-------- ENTRIES PROVIDED

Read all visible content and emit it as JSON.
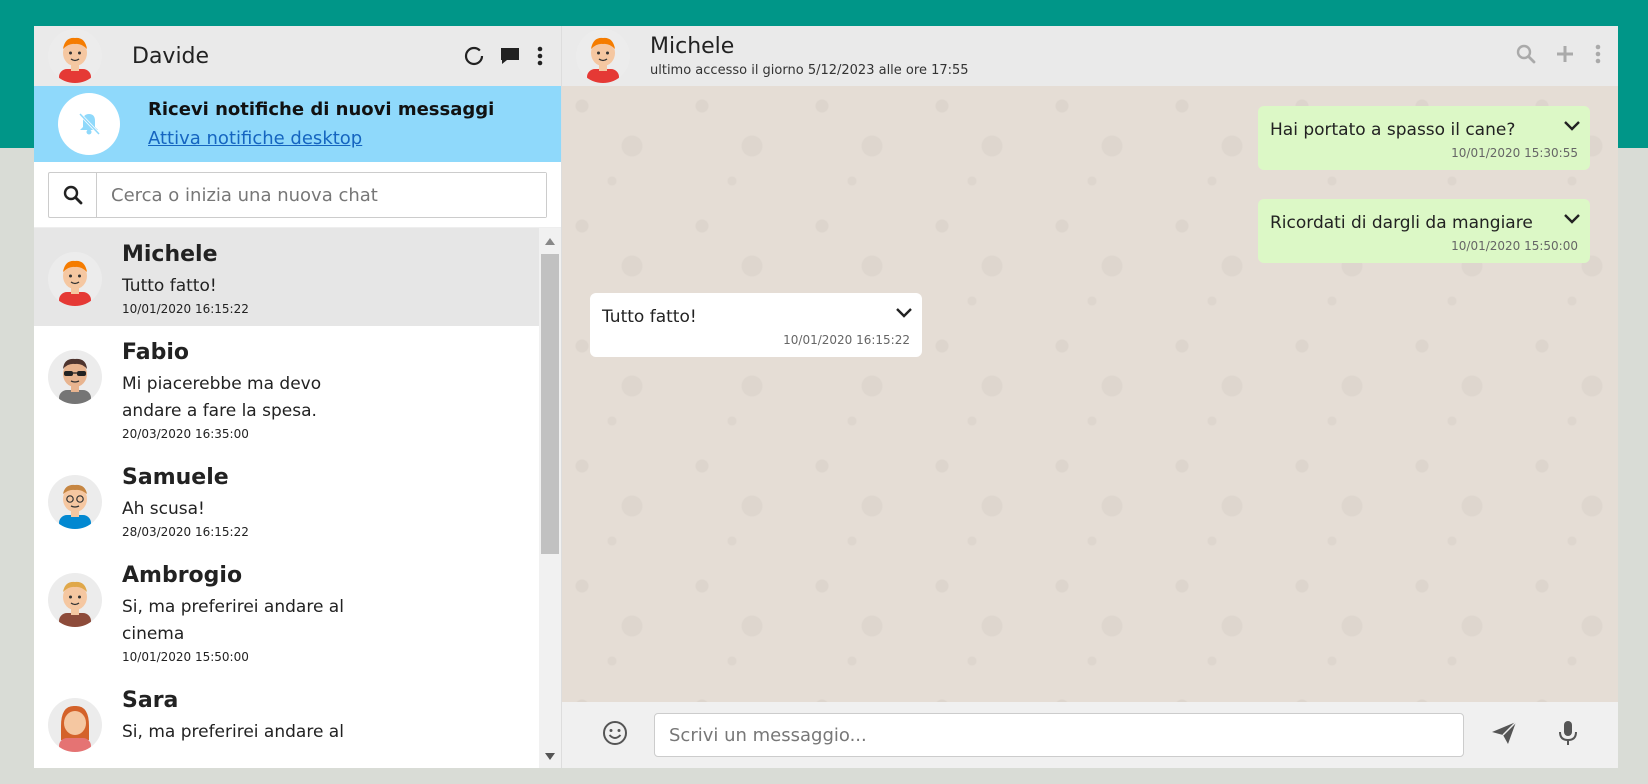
{
  "user": {
    "name": "Davide"
  },
  "notification": {
    "title": "Ricevi notifiche di nuovi messaggi",
    "link": "Attiva notifiche desktop"
  },
  "search": {
    "placeholder": "Cerca o inizia una nuova chat"
  },
  "contacts": [
    {
      "name": "Michele",
      "message": "Tutto fatto!",
      "time": "10/01/2020 16:15:22",
      "active": true,
      "avatar": "orange-hair-avatar"
    },
    {
      "name": "Fabio",
      "message": "Mi piacerebbe ma devo andare a fare la spesa.",
      "time": "20/03/2020 16:35:00",
      "avatar": "sunglasses-avatar"
    },
    {
      "name": "Samuele",
      "message": "Ah scusa!",
      "time": "28/03/2020 16:15:22",
      "avatar": "glasses-avatar"
    },
    {
      "name": "Ambrogio",
      "message": "Si, ma preferirei andare al cinema",
      "time": "10/01/2020 15:50:00",
      "avatar": "blond-avatar"
    },
    {
      "name": "Sara",
      "message": "Si, ma preferirei andare al",
      "time": "",
      "avatar": "female-avatar"
    }
  ],
  "chat": {
    "name": "Michele",
    "last_seen": "ultimo accesso il giorno 5/12/2023 alle ore 17:55",
    "messages": [
      {
        "type": "sent",
        "text": "Hai portato a spasso il cane?",
        "time": "10/01/2020 15:30:55"
      },
      {
        "type": "sent",
        "text": "Ricordati di dargli da mangiare",
        "time": "10/01/2020 15:50:00"
      },
      {
        "type": "received",
        "text": "Tutto fatto!",
        "time": "10/01/2020 16:15:22"
      }
    ]
  },
  "composer": {
    "placeholder": "Scrivi un messaggio..."
  },
  "colors": {
    "accent": "#009688",
    "sent_bubble": "#dcf8c6",
    "notification_bar": "#8fd9fb",
    "chat_bg": "#e5ddd5"
  }
}
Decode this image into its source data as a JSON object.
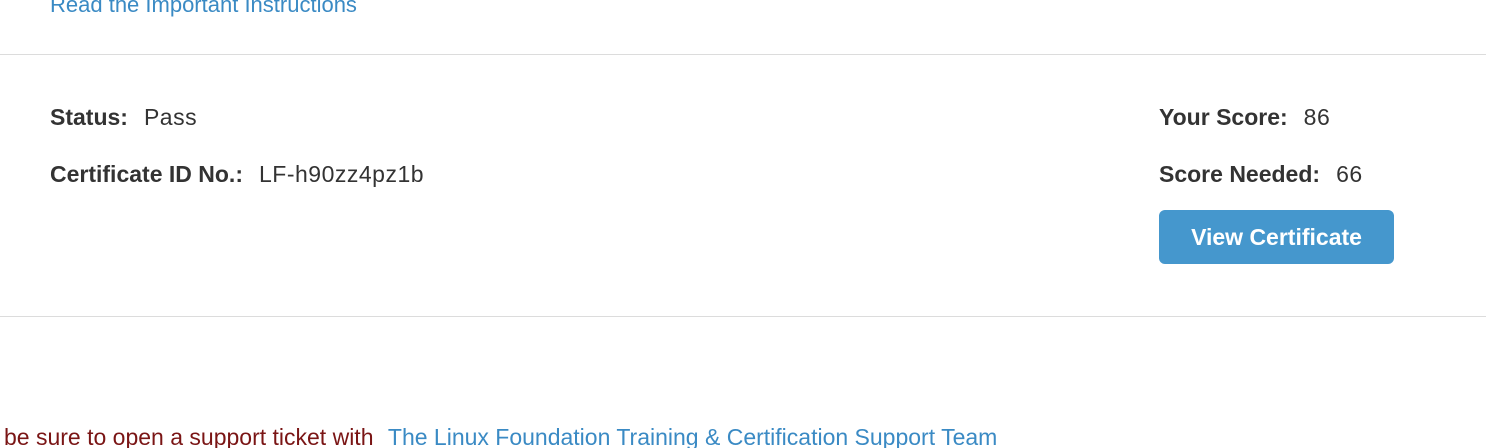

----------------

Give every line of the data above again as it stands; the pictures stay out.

→ **EXPECTED OUTPUT**:
Read all visible content and emit it as JSON.
{
  "user": {
    "name": "Davide"
  },
  "notification": {
    "title": "Ricevi notifiche di nuovi messaggi",
    "link": "Attiva notifiche desktop"
  },
  "search": {
    "placeholder": "Cerca o inizia una nuova chat"
  },
  "contacts": [
    {
      "name": "Michele",
      "message": "Tutto fatto!",
      "time": "10/01/2020 16:15:22",
      "active": true,
      "avatar": "orange-hair-avatar"
    },
    {
      "name": "Fabio",
      "message": "Mi piacerebbe ma devo andare a fare la spesa.",
      "time": "20/03/2020 16:35:00",
      "avatar": "sunglasses-avatar"
    },
    {
      "name": "Samuele",
      "message": "Ah scusa!",
      "time": "28/03/2020 16:15:22",
      "avatar": "glasses-avatar"
    },
    {
      "name": "Ambrogio",
      "message": "Si, ma preferirei andare al cinema",
      "time": "10/01/2020 15:50:00",
      "avatar": "blond-avatar"
    },
    {
      "name": "Sara",
      "message": "Si, ma preferirei andare al",
      "time": "",
      "avatar": "female-avatar"
    }
  ],
  "chat": {
    "name": "Michele",
    "last_seen": "ultimo accesso il giorno 5/12/2023 alle ore 17:55",
    "messages": [
      {
        "type": "sent",
        "text": "Hai portato a spasso il cane?",
        "time": "10/01/2020 15:30:55"
      },
      {
        "type": "sent",
        "text": "Ricordati di dargli da mangiare",
        "time": "10/01/2020 15:50:00"
      },
      {
        "type": "received",
        "text": "Tutto fatto!",
        "time": "10/01/2020 16:15:22"
      }
    ]
  },
  "composer": {
    "placeholder": "Scrivi un messaggio..."
  },
  "colors": {
    "accent": "#009688",
    "sent_bubble": "#dcf8c6",
    "notification_bar": "#8fd9fb",
    "chat_bg": "#e5ddd5"
  }
}
Decode this image into its source data as a JSON object.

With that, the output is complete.